[[ Data for the task, beginning ]]
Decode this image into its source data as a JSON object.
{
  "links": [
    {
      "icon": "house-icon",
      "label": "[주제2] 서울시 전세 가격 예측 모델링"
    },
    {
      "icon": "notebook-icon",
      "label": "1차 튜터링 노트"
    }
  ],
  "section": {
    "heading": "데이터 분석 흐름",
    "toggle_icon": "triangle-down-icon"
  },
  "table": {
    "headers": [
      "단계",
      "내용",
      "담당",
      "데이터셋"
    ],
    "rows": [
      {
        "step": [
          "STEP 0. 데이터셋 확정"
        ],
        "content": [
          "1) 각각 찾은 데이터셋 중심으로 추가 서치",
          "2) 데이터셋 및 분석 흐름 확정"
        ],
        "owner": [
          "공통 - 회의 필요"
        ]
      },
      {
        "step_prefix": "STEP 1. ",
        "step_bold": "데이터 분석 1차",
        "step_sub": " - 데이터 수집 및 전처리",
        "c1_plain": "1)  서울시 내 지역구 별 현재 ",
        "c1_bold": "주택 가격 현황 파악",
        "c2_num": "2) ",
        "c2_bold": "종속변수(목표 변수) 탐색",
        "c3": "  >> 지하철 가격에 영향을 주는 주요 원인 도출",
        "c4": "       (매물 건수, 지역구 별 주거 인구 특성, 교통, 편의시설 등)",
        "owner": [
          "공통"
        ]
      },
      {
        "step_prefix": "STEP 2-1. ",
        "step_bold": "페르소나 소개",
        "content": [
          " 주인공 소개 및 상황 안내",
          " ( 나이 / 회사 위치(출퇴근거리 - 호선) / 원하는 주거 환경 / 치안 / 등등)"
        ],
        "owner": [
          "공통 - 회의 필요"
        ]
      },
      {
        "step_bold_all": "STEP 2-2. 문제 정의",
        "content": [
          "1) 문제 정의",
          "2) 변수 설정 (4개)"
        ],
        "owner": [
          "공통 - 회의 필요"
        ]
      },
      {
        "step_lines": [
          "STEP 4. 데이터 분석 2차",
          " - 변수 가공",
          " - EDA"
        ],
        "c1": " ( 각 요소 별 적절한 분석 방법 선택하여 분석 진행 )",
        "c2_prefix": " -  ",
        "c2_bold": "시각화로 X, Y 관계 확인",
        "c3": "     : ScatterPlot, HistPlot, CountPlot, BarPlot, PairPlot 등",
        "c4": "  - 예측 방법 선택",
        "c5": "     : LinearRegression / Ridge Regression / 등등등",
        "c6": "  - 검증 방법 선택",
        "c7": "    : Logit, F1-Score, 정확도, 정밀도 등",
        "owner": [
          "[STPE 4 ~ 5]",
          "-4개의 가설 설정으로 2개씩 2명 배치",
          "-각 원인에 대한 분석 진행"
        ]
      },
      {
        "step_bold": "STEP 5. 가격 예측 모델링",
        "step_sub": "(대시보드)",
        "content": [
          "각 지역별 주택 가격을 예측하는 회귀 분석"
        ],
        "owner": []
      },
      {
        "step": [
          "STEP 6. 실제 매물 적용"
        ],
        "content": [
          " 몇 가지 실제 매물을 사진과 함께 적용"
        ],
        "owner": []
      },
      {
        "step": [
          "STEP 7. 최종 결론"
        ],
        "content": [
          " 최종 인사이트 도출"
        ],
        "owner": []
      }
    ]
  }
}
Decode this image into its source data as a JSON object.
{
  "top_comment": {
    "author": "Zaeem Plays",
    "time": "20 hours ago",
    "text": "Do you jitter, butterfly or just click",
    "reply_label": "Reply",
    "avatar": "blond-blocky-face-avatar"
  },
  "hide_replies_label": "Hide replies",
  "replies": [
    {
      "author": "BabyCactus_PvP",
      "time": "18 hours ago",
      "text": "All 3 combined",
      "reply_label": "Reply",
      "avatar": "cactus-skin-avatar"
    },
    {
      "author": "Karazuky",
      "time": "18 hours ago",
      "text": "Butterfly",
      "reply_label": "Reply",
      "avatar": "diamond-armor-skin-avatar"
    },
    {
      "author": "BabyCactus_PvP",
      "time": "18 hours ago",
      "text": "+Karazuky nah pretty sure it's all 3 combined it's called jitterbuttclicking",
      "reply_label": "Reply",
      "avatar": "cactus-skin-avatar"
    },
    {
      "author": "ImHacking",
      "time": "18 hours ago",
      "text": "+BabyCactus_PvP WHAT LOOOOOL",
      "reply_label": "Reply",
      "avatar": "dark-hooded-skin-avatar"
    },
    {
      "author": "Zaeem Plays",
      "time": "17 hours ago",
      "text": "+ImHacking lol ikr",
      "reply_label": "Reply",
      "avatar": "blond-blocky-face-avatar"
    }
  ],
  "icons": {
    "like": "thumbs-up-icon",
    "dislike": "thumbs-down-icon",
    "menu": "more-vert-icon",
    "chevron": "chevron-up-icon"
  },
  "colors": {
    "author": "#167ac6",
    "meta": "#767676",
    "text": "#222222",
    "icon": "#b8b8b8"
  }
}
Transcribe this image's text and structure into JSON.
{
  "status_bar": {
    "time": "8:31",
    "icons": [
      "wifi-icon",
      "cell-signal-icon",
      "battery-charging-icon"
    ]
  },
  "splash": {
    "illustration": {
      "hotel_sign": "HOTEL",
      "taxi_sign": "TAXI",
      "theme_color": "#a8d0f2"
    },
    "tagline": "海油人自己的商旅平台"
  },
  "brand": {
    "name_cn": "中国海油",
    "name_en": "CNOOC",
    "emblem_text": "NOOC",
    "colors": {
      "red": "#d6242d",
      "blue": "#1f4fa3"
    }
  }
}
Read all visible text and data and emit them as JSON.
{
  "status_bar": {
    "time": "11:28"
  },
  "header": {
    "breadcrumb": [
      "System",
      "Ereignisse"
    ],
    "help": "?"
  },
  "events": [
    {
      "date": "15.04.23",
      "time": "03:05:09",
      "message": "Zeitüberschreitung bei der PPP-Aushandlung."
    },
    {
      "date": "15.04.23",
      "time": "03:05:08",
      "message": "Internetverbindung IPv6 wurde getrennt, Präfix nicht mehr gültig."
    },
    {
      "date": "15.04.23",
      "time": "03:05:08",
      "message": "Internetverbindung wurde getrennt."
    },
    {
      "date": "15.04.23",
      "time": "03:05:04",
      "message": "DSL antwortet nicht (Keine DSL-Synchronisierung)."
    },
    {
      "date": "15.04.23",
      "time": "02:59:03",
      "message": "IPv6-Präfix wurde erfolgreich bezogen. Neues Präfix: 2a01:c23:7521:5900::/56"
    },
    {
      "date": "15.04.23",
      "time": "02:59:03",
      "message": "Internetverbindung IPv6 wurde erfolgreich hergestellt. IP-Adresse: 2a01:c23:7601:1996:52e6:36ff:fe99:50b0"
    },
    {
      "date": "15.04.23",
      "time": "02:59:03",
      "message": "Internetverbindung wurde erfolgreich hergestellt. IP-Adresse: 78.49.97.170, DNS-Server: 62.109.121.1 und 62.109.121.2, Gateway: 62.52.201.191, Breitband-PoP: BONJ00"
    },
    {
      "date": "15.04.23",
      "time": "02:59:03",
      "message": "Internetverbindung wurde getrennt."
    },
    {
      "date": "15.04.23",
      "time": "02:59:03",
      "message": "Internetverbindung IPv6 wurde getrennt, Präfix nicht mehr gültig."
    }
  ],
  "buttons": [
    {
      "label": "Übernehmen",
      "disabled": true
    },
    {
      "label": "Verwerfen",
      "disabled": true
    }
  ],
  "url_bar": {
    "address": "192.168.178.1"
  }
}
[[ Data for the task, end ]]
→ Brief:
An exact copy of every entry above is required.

→ Exercise result:
Decode this image into its source data as a JSON object.
{
  "links": [
    {
      "icon": "house-icon",
      "label": "[주제2] 서울시 전세 가격 예측 모델링"
    },
    {
      "icon": "notebook-icon",
      "label": "1차 튜터링 노트"
    }
  ],
  "section": {
    "heading": "데이터 분석 흐름",
    "toggle_icon": "triangle-down-icon"
  },
  "table": {
    "headers": [
      "단계",
      "내용",
      "담당",
      "데이터셋"
    ],
    "rows": [
      {
        "step": [
          "STEP 0. 데이터셋 확정"
        ],
        "content": [
          "1) 각각 찾은 데이터셋 중심으로 추가 서치",
          "2) 데이터셋 및 분석 흐름 확정"
        ],
        "owner": [
          "공통 - 회의 필요"
        ]
      },
      {
        "step_prefix": "STEP 1. ",
        "step_bold": "데이터 분석 1차",
        "step_sub": " - 데이터 수집 및 전처리",
        "c1_plain": "1)  서울시 내 지역구 별 현재 ",
        "c1_bold": "주택 가격 현황 파악",
        "c2_num": "2) ",
        "c2_bold": "종속변수(목표 변수) 탐색",
        "c3": "  >> 지하철 가격에 영향을 주는 주요 원인 도출",
        "c4": "       (매물 건수, 지역구 별 주거 인구 특성, 교통, 편의시설 등)",
        "owner": [
          "공통"
        ]
      },
      {
        "step_prefix": "STEP 2-1. ",
        "step_bold": "페르소나 소개",
        "content": [
          " 주인공 소개 및 상황 안내",
          " ( 나이 / 회사 위치(출퇴근거리 - 호선) / 원하는 주거 환경 / 치안 / 등등)"
        ],
        "owner": [
          "공통 - 회의 필요"
        ]
      },
      {
        "step_bold_all": "STEP 2-2. 문제 정의",
        "content": [
          "1) 문제 정의",
          "2) 변수 설정 (4개)"
        ],
        "owner": [
          "공통 - 회의 필요"
        ]
      },
      {
        "step_lines": [
          "STEP 4. 데이터 분석 2차",
          " - 변수 가공",
          " - EDA"
        ],
        "c1": " ( 각 요소 별 적절한 분석 방법 선택하여 분석 진행 )",
        "c2_prefix": " -  ",
        "c2_bold": "시각화로 X, Y 관계 확인",
        "c3": "     : ScatterPlot, HistPlot, CountPlot, BarPlot, PairPlot 등",
        "c4": "  - 예측 방법 선택",
        "c5": "     : LinearRegression / Ridge Regression / 등등등",
        "c6": "  - 검증 방법 선택",
        "c7": "    : Logit, F1-Score, 정확도, 정밀도 등",
        "owner": [
          "[STPE 4 ~ 5]",
          "-4개의 가설 설정으로 2개씩 2명 배치",
          "-각 원인에 대한 분석 진행"
        ]
      },
      {
        "step_bold": "STEP 5. 가격 예측 모델링",
        "step_sub": "(대시보드)",
        "content": [
          "각 지역별 주택 가격을 예측하는 회귀 분석"
        ],
        "owner": []
      },
      {
        "step": [
          "STEP 6. 실제 매물 적용"
        ],
        "content": [
          " 몇 가지 실제 매물을 사진과 함께 적용"
        ],
        "owner": []
      },
      {
        "step": [
          "STEP 7. 최종 결론"
        ],
        "content": [
          " 최종 인사이트 도출"
        ],
        "owner": []
      }
    ]
  }
}
Decode this image into its source data as a JSON object.
{
  "top_comment": {
    "author": "Zaeem Plays",
    "time": "20 hours ago",
    "text": "Do you jitter, butterfly or just click",
    "reply_label": "Reply",
    "avatar": "blond-blocky-face-avatar"
  },
  "hide_replies_label": "Hide replies",
  "replies": [
    {
      "author": "BabyCactus_PvP",
      "time": "18 hours ago",
      "text": "All 3 combined",
      "reply_label": "Reply",
      "avatar": "cactus-skin-avatar"
    },
    {
      "author": "Karazuky",
      "time": "18 hours ago",
      "text": "Butterfly",
      "reply_label": "Reply",
      "avatar": "diamond-armor-skin-avatar"
    },
    {
      "author": "BabyCactus_PvP",
      "time": "18 hours ago",
      "text": "+Karazuky nah pretty sure it's all 3 combined it's called jitterbuttclicking",
      "reply_label": "Reply",
      "avatar": "cactus-skin-avatar"
    },
    {
      "author": "ImHacking",
      "time": "18 hours ago",
      "text": "+BabyCactus_PvP WHAT LOOOOOL",
      "reply_label": "Reply",
      "avatar": "dark-hooded-skin-avatar"
    },
    {
      "author": "Zaeem Plays",
      "time": "17 hours ago",
      "text": "+ImHacking lol ikr",
      "reply_label": "Reply",
      "avatar": "blond-blocky-face-avatar"
    }
  ],
  "icons": {
    "like": "thumbs-up-icon",
    "dislike": "thumbs-down-icon",
    "menu": "more-vert-icon",
    "chevron": "chevron-up-icon"
  },
  "colors": {
    "author": "#167ac6",
    "meta": "#767676",
    "text": "#222222",
    "icon": "#b8b8b8"
  }
}
Transcribe this image's text and structure into JSON.
{
  "status_bar": {
    "time": "8:31",
    "icons": [
      "wifi-icon",
      "cell-signal-icon",
      "battery-charging-icon"
    ]
  },
  "splash": {
    "illustration": {
      "hotel_sign": "HOTEL",
      "taxi_sign": "TAXI",
      "theme_color": "#a8d0f2"
    },
    "tagline": "海油人自己的商旅平台"
  },
  "brand": {
    "name_cn": "中国海油",
    "name_en": "CNOOC",
    "emblem_text": "NOOC",
    "colors": {
      "red": "#d6242d",
      "blue": "#1f4fa3"
    }
  }
}
Read all visible text and data and emit them as JSON.
{
  "status_bar": {
    "time": "11:28"
  },
  "header": {
    "breadcrumb": [
      "System",
      "Ereignisse"
    ],
    "help": "?"
  },
  "events": [
    {
      "date": "15.04.23",
      "time": "03:05:09",
      "message": "Zeitüberschreitung bei der PPP-Aushandlung."
    },
    {
      "date": "15.04.23",
      "time": "03:05:08",
      "message": "Internetverbindung IPv6 wurde getrennt, Präfix nicht mehr gültig."
    },
    {
      "date": "15.04.23",
      "time": "03:05:08",
      "message": "Internetverbindung wurde getrennt."
    },
    {
      "date": "15.04.23",
      "time": "03:05:04",
      "message": "DSL antwortet nicht (Keine DSL-Synchronisierung)."
    },
    {
      "date": "15.04.23",
      "time": "02:59:03",
      "message": "IPv6-Präfix wurde erfolgreich bezogen. Neues Präfix: 2a01:c23:7521:5900::/56"
    },
    {
      "date": "15.04.23",
      "time": "02:59:03",
      "message": "Internetverbindung IPv6 wurde erfolgreich hergestellt. IP-Adresse: 2a01:c23:7601:1996:52e6:36ff:fe99:50b0"
    },
    {
      "date": "15.04.23",
      "time": "02:59:03",
      "message": "Internetverbindung wurde erfolgreich hergestellt. IP-Adresse: 78.49.97.170, DNS-Server: 62.109.121.1 und 62.109.121.2, Gateway: 62.52.201.191, Breitband-PoP: BONJ00"
    },
    {
      "date": "15.04.23",
      "time": "02:59:03",
      "message": "Internetverbindung wurde getrennt."
    },
    {
      "date": "15.04.23",
      "time": "02:59:03",
      "message": "Internetverbindung IPv6 wurde getrennt, Präfix nicht mehr gültig."
    }
  ],
  "buttons": [
    {
      "label": "Übernehmen",
      "disabled": true
    },
    {
      "label": "Verwerfen",
      "disabled": true
    }
  ],
  "url_bar": {
    "address": "192.168.178.1"
  }
}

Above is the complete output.